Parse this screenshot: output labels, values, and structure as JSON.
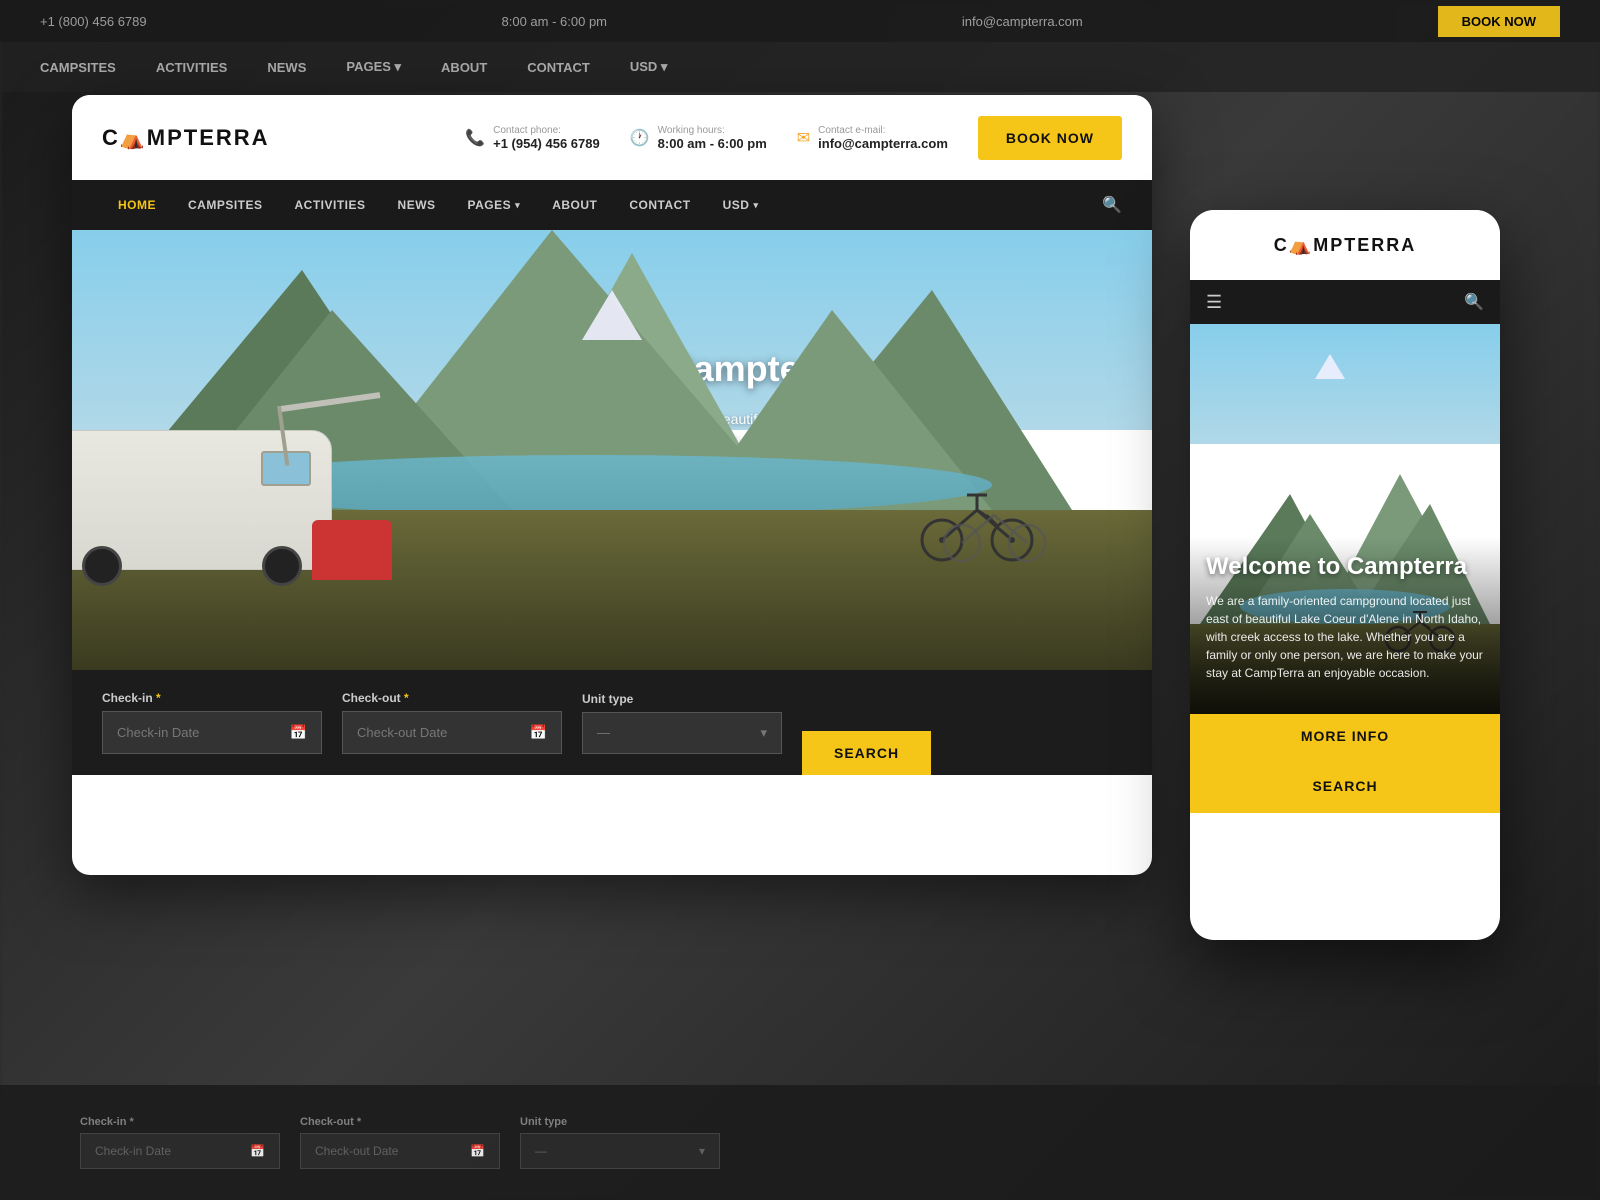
{
  "site": {
    "brand": "C",
    "brand_a": "Â",
    "brand_rest": "MPTERRA",
    "logo_full": "CÂMPTERRA"
  },
  "header": {
    "contact_phone_label": "Contact phone:",
    "contact_phone": "+1 (954) 456 6789",
    "working_hours_label": "Working hours:",
    "working_hours": "8:00 am - 6:00 pm",
    "contact_email_label": "Contact e-mail:",
    "contact_email": "info@campterra.com",
    "book_now_label": "BOOK NOW"
  },
  "nav": {
    "home": "HOME",
    "campsites": "CAMPSITES",
    "activities": "ACTIVITIES",
    "news": "NEWS",
    "pages": "PAGES",
    "about": "ABOUT",
    "contact": "CONTACT",
    "usd": "USD"
  },
  "hero": {
    "title": "Welcome to Campterra",
    "description": "We are a family-oriented campground located just east of beautiful Lake Coeur d'Alene in North Idaho, with creek access to the lake. Whether you are a family or only one person, we are here to make your stay at CampTerra an enjoyable occasion.",
    "more_info_label": "MORE INFO"
  },
  "booking": {
    "checkin_label": "Check-in",
    "checkin_required": "*",
    "checkin_placeholder": "Check-in Date",
    "checkout_label": "Check-out",
    "checkout_required": "*",
    "checkout_placeholder": "Check-out Date",
    "unit_type_label": "Unit type",
    "unit_type_placeholder": "—",
    "search_label": "SEARCH"
  },
  "mobile": {
    "logo": "CÂMPTERRA",
    "hero_title": "Welcome to Campterra",
    "hero_description": "We are a family-oriented campground located just east of beautiful Lake Coeur d'Alene in North Idaho, with creek access to the lake. Whether you are a family or only one person, we are here to make your stay at CampTerra an enjoyable occasion.",
    "more_info_label": "MORE INFO"
  },
  "bg_nav": {
    "items": [
      "CAMPSITES",
      "ACTIVITIES",
      "NEWS",
      "PAGES ▾",
      "ABOUT",
      "CONTACT",
      "USD ▾"
    ]
  },
  "top_bar_bg": {
    "phone": "+1 (800) 456 6789",
    "hours": "8:00 am - 6:00 pm",
    "email": "info@campterra.com",
    "book_label": "BOOK NOW"
  }
}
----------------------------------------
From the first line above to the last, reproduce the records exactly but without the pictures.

Parse this screenshot: output labels, values, and structure as JSON.
{
  "site": {
    "brand": "C",
    "brand_a": "Â",
    "brand_rest": "MPTERRA",
    "logo_full": "CÂMPTERRA"
  },
  "header": {
    "contact_phone_label": "Contact phone:",
    "contact_phone": "+1 (954) 456 6789",
    "working_hours_label": "Working hours:",
    "working_hours": "8:00 am - 6:00 pm",
    "contact_email_label": "Contact e-mail:",
    "contact_email": "info@campterra.com",
    "book_now_label": "BOOK NOW"
  },
  "nav": {
    "home": "HOME",
    "campsites": "CAMPSITES",
    "activities": "ACTIVITIES",
    "news": "NEWS",
    "pages": "PAGES",
    "about": "ABOUT",
    "contact": "CONTACT",
    "usd": "USD"
  },
  "hero": {
    "title": "Welcome to Campterra",
    "description": "We are a family-oriented campground located just east of beautiful Lake Coeur d'Alene in North Idaho, with creek access to the lake. Whether you are a family or only one person, we are here to make your stay at CampTerra an enjoyable occasion.",
    "more_info_label": "MORE INFO"
  },
  "booking": {
    "checkin_label": "Check-in",
    "checkin_required": "*",
    "checkin_placeholder": "Check-in Date",
    "checkout_label": "Check-out",
    "checkout_required": "*",
    "checkout_placeholder": "Check-out Date",
    "unit_type_label": "Unit type",
    "unit_type_placeholder": "—",
    "search_label": "SEARCH"
  },
  "mobile": {
    "logo": "CÂMPTERRA",
    "hero_title": "Welcome to Campterra",
    "hero_description": "We are a family-oriented campground located just east of beautiful Lake Coeur d'Alene in North Idaho, with creek access to the lake. Whether you are a family or only one person, we are here to make your stay at CampTerra an enjoyable occasion.",
    "more_info_label": "MORE INFO"
  },
  "bg_nav": {
    "items": [
      "CAMPSITES",
      "ACTIVITIES",
      "NEWS",
      "PAGES ▾",
      "ABOUT",
      "CONTACT",
      "USD ▾"
    ]
  },
  "top_bar_bg": {
    "phone": "+1 (800) 456 6789",
    "hours": "8:00 am - 6:00 pm",
    "email": "info@campterra.com",
    "book_label": "BOOK NOW"
  }
}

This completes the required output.